Switches and buttons come in many forms and variations depending on the use-case. Most often, interaction with the switch relates to altering between two states: on (closed) or off (open). We distinguish between three types: switches, buttons and switch buttons.
A switch allows you to toggle between two states, which means that the switch will stay in an altered state when released. They’re also referred to as toggle switches. A common example is a household light switch.
A button will change state when pressed, but return to its original state when released. Buttons are therefore classified as NO (normally open) or NC (normally closed) as reference to the ‘basic’ state of the button prior to interaction – or in other words, wether the button is on (NC) or off (NO) when you aren’t touching it. An example is a button on a TV-remote or similar.

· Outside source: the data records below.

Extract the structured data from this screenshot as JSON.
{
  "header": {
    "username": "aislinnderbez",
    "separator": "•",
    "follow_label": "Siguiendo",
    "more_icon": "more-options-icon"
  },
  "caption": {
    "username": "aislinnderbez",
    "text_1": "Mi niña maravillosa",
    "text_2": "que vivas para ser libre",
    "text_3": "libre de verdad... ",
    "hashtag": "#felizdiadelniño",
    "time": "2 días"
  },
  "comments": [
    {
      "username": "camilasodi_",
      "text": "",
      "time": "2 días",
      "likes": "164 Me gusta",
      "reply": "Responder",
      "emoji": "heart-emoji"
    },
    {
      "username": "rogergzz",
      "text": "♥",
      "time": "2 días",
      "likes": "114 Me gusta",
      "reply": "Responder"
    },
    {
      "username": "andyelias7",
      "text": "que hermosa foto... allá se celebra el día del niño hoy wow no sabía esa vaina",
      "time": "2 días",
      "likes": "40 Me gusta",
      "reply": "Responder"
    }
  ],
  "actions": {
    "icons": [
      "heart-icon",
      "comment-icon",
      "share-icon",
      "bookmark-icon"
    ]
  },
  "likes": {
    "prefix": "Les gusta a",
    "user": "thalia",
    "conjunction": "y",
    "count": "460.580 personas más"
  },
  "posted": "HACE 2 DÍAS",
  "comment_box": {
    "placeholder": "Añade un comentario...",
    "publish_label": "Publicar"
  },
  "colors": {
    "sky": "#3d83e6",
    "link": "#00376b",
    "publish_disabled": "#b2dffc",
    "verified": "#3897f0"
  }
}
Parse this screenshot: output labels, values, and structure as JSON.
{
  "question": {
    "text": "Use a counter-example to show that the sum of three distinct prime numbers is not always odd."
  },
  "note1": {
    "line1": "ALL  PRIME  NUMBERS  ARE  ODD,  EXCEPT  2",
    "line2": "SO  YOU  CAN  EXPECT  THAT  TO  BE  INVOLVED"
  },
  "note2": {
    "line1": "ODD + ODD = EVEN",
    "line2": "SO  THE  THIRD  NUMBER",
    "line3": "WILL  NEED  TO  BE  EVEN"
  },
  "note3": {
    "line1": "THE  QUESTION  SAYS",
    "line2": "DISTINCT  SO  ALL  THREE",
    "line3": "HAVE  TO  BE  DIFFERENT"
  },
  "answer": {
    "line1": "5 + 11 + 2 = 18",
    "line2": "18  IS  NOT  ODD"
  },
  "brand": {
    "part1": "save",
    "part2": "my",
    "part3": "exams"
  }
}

A switch button refers to a button which operates like a switch. It toggles between the two states with every other click. This function can be physical, and works much like a ballpoint pen, but it can also be coded digitally using a regular button. Coding a switch button requires use of debounce to ignore noise. See links below for more information